Hi, it’s me again. I’ve been in many arguments with christians in the past few weeks, and there’s just one thing I don’t know how to respond to. What is the best way to respond when they say they’ve personally talked to god?
It’s easy enough to talk to God, but getting Him to talk back is hard if He’s not there, and unless you record it there’s no way to prove it.
Many are convinced that their personal gods have spoken directly to them. The speakers are different, contradictory gods for different people in different places, mind you, so at least someone out there has to be completely sincere and yet wrong.
So, assuming just for the moment that a believer’s particular god either doesn’t exist or just didn’t really speak to him, how can he/she (he, henceforth, for convenience) be so sure it talked?

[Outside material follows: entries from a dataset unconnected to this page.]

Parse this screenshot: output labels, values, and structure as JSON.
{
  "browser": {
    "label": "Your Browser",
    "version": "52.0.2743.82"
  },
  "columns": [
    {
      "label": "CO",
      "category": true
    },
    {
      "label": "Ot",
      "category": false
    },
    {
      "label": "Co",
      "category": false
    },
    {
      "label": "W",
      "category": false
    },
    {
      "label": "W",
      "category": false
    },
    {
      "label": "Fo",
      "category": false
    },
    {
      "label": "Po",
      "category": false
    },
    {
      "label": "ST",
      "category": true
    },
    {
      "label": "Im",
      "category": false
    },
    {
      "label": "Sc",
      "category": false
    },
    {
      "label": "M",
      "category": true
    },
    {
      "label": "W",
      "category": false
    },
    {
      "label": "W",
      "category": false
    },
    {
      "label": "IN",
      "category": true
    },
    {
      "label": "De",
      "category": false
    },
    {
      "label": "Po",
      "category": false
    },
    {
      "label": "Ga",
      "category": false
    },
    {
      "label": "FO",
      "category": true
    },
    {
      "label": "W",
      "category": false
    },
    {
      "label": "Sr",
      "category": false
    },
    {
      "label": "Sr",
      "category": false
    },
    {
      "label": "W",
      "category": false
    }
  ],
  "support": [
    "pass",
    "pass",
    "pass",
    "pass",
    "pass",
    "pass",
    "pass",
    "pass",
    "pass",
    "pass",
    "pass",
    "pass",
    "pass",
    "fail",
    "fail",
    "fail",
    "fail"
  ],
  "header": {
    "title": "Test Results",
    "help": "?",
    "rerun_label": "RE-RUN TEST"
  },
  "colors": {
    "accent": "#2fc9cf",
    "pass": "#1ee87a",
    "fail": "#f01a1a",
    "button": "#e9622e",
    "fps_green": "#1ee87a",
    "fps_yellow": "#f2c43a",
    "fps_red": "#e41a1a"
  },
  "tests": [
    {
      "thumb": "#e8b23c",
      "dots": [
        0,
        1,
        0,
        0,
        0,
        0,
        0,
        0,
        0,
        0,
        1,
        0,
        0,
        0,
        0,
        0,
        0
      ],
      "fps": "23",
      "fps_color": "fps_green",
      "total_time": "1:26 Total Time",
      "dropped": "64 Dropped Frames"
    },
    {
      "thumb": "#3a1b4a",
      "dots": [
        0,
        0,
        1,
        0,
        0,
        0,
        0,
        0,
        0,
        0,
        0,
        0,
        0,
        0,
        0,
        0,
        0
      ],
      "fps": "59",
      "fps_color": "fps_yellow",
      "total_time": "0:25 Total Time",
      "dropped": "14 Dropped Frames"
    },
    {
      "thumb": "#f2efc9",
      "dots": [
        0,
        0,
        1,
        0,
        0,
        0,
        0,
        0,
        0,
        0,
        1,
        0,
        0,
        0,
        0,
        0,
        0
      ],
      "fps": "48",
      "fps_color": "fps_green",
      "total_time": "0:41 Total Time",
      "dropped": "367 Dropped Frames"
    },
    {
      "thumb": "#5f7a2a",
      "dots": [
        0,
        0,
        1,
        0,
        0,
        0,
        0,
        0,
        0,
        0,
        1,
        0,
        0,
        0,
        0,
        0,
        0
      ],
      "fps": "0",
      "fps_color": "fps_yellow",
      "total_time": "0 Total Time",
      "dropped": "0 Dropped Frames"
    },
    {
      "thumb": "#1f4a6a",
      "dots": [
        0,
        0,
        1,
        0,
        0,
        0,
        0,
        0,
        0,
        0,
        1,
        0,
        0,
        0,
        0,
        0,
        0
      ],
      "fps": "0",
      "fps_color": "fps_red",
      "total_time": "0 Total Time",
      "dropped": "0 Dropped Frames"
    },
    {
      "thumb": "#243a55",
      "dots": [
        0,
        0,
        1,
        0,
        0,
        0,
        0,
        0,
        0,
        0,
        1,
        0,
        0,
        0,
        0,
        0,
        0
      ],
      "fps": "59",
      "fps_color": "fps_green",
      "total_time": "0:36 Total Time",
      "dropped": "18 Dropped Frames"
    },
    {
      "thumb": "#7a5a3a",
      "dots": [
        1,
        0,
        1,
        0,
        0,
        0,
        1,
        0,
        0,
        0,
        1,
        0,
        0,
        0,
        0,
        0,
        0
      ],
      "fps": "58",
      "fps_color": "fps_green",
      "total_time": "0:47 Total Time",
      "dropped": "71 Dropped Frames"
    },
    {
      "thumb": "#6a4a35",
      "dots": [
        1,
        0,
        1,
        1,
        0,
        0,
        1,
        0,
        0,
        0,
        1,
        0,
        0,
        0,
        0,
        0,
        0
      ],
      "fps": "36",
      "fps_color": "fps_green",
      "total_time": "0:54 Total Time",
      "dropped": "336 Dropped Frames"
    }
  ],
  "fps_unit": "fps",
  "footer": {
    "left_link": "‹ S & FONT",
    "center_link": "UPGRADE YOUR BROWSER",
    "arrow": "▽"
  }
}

Foremostly, he wants it to be true. Perceived direct contact validates his beliefs, whether new or lifelong, and is a great honour to boot. Even if he’s in some doubt as to whether it’s true, he might still claim certainty in order to convince more people to seek God.
On top of that, any of a number of things might have happened. He could have dreamed it and not realised. He could have interpreted what he thought God’s answer would be as God putting the answer directly into his head. He could have been in something resembling a trance (evangelical group prayer methods, like many others, can sometimes approach hypnotic techniques) or on some substance (knowingly or unknowingly) and interpreted just about anything as God. Or, of course, someone else could have been pretending to be God.
No believer who’s really convinced that God spoke to him will accept (immediately) that any of the above might be the case instead, so in answer to your actual question listing alternative explanations probably isn’t a good response. Perhaps it’s better to generalise: “There are any number of ways in which that might not have been God talking to you.”
Ultimately, people who claim to have talked to God are trading on their own credibility. If they don’t know you well, they’ll talk that up as much as they can, probably making other claims worth examining. Otherwise they’ll use something akin to Lewis’ Trilemma: that they’re lying, mad or telling the truth, and they’re not lying or mad. The response to this is quite simple: you don’t have to be lying or mad to be wrong.
“Many are convinced that their personal gods have spoken directly to them. The speakers are different, contradictory gods for different people in different places, mind you, so at least someone out there has to be completely sincere and yet wrong.”
Question from Brian: